I did teach myself a new trick though. I’m sure this is old hat to experienced sewists, but I thought I made it up. I never trust my marking implements because the marks all fade before I can get to them, especially final steps like buttons. So instead of using markers or chalk, or even tailors tacks, I made one little prick stitch where all the closures needed to go. I then interfaced over the back of them for stability. The lining is red so I used a light pink thread so I would be able to easily find it but it wouldn’t be too obvious to the casual observer.
The pattern calls for sewing the closures through all thicknesses but I didn’t want the thread to show up on the lining. So the interior snap closure on the right side is on the lining only, the corresponding snap on the left is on the fur only, and the frogs are only on the fur. That was fun, since I had already attached the lining and closed it up about 90% of the way, but luckily I had prickstitched the fur in red, so the marks were easy to find on it. Hand stitching frogs, on the other hand, a bit more challenging. I basically rough tacked them in with the intention of more thoroughly sewing them on later…but my hands are still tired from that exercise and they seem to stay on just fine so I’ve closed the lining up and called it a day.
If you look really closely, you can see my hand basting down the center of the frog loops.
The cape itself is beautiful, even if I have no place to wear it. I’m sure some day I’ll find myself riding a dragon or fighting White Walkers, and then I’ll be super glad I know how to fight with my bare hands AND look fabulous in this cape.
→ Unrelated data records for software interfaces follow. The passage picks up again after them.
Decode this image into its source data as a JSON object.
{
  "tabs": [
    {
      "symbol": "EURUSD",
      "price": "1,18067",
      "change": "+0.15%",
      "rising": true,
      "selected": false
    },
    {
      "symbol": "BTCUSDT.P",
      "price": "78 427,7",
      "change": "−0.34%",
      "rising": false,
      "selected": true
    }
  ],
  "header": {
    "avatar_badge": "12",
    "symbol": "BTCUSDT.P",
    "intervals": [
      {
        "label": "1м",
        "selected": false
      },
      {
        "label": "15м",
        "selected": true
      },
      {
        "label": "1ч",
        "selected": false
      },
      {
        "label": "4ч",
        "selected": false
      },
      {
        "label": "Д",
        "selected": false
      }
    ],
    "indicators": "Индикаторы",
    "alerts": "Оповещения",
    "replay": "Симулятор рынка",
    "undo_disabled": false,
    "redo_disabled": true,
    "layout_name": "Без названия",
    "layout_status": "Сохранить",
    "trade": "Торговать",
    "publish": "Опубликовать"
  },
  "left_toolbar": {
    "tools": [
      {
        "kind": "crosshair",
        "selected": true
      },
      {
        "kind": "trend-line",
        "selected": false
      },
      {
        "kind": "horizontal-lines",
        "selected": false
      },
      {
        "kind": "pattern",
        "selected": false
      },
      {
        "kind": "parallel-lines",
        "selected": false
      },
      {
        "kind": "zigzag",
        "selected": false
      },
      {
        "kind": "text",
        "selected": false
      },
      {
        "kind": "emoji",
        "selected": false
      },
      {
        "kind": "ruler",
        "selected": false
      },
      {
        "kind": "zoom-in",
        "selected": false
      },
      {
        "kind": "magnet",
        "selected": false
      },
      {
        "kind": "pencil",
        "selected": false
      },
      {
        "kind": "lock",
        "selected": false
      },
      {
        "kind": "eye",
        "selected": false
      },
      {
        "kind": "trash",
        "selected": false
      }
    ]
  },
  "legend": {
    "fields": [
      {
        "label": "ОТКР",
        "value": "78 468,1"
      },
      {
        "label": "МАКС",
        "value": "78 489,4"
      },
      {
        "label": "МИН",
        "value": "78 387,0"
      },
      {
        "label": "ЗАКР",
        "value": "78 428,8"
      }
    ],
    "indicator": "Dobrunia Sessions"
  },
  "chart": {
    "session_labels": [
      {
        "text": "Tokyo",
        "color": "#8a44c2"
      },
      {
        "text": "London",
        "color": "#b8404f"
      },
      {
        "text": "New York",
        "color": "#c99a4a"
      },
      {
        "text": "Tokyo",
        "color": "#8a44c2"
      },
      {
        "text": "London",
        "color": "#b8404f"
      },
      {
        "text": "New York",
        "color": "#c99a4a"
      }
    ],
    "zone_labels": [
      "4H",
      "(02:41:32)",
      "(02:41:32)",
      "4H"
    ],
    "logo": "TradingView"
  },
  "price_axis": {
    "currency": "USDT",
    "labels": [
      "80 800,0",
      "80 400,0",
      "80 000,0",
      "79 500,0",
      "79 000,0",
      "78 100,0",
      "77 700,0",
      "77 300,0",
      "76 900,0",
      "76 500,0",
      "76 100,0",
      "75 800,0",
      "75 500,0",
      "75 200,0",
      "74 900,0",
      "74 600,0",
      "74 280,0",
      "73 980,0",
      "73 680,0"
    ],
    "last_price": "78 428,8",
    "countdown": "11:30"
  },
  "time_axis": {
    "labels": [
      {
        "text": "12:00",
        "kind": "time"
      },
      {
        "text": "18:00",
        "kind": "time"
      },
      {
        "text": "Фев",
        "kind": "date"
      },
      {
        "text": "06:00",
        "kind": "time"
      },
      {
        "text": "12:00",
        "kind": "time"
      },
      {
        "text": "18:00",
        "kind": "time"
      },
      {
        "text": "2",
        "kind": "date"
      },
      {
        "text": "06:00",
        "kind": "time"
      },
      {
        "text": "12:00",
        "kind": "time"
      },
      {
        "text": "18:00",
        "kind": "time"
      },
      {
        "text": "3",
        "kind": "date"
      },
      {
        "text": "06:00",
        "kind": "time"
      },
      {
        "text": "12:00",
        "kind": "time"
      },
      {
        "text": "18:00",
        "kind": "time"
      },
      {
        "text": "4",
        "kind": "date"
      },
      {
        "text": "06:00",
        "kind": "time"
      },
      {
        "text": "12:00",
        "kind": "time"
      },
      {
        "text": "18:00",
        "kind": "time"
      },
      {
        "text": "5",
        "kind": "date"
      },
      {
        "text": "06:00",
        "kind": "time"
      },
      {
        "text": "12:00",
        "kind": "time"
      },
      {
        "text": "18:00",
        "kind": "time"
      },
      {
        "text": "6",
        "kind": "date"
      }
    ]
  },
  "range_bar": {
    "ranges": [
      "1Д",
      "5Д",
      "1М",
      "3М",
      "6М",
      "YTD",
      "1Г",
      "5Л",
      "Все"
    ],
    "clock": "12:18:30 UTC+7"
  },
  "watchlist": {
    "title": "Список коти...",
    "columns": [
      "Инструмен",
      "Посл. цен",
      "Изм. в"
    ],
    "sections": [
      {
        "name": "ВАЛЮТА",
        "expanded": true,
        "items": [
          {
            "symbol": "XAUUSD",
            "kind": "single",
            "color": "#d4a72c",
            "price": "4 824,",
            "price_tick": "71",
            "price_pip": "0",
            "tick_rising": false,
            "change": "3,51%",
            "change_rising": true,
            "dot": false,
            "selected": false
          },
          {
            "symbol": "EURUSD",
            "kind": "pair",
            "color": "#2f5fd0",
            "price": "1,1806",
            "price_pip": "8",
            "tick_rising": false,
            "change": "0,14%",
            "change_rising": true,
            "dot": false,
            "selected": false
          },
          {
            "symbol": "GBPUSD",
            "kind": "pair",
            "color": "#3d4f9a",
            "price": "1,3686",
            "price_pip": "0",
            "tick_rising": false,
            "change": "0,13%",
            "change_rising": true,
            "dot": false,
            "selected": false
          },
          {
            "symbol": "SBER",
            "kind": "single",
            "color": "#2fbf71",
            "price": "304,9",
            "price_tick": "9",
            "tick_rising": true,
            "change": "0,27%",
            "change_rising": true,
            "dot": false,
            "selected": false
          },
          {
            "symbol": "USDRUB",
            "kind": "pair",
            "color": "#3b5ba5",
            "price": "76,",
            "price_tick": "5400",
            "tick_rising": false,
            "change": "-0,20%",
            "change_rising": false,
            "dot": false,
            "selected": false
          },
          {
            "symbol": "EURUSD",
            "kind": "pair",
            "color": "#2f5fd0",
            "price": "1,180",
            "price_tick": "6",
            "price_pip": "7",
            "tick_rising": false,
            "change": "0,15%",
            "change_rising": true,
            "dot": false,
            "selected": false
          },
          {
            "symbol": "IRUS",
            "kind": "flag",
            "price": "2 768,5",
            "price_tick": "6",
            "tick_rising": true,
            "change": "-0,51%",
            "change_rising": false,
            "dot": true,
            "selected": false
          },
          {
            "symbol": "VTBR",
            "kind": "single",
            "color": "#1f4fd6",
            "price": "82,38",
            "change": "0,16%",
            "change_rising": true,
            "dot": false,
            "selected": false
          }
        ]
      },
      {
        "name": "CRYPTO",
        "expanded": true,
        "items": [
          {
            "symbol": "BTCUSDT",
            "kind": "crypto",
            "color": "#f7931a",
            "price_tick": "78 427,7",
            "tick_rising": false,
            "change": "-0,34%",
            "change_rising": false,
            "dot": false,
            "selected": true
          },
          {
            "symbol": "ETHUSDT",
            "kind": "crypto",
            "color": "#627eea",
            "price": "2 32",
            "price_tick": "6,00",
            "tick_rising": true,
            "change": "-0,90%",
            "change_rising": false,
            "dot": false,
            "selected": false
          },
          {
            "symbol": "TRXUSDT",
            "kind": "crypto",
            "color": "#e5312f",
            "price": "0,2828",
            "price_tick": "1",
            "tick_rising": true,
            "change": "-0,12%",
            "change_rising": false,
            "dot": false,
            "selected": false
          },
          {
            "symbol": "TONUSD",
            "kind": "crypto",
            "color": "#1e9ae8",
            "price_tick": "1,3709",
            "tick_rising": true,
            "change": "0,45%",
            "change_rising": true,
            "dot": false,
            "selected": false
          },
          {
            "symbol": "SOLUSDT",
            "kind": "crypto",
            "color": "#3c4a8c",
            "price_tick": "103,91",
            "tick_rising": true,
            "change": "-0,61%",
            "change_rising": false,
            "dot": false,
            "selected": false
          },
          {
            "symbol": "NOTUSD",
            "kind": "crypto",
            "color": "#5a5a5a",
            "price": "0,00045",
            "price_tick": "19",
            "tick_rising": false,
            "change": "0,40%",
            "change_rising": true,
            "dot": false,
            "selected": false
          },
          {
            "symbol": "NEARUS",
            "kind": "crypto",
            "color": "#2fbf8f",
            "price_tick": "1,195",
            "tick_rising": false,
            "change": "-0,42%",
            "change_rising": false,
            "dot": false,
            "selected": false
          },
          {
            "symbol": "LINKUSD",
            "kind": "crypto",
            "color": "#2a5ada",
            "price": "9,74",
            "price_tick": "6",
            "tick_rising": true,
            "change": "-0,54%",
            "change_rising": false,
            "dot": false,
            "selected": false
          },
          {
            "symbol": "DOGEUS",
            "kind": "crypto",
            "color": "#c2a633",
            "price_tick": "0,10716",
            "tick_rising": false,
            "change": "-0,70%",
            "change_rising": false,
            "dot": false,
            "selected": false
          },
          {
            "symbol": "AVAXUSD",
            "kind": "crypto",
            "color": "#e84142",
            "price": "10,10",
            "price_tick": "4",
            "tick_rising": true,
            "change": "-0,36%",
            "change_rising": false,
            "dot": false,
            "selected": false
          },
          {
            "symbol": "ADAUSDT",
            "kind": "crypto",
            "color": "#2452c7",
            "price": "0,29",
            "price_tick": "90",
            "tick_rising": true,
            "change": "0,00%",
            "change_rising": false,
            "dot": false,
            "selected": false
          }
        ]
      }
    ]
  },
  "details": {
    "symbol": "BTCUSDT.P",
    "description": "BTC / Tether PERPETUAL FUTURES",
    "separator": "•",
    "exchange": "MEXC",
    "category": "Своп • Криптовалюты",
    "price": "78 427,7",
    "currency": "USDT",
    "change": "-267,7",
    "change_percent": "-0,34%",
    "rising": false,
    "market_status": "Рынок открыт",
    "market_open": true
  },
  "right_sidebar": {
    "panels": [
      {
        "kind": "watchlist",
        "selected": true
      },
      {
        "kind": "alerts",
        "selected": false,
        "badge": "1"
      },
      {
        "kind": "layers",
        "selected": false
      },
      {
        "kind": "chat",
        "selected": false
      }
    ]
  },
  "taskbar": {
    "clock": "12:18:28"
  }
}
In the meantime, since it’s now my “fancy” cape, it will be my go-to garment for the sophisticated version of capers—hijinks! Matched with large sunglasses, a black turtleneck à la Archer, and I’m ready for some proper hijinks!
Pattern: New Look 6475 View B
Size: Size Medium
Modifications: removed center back seam but left 5/8″ seam allowance for more neck room
Notes for next time: join lining while it’s hanging, not flat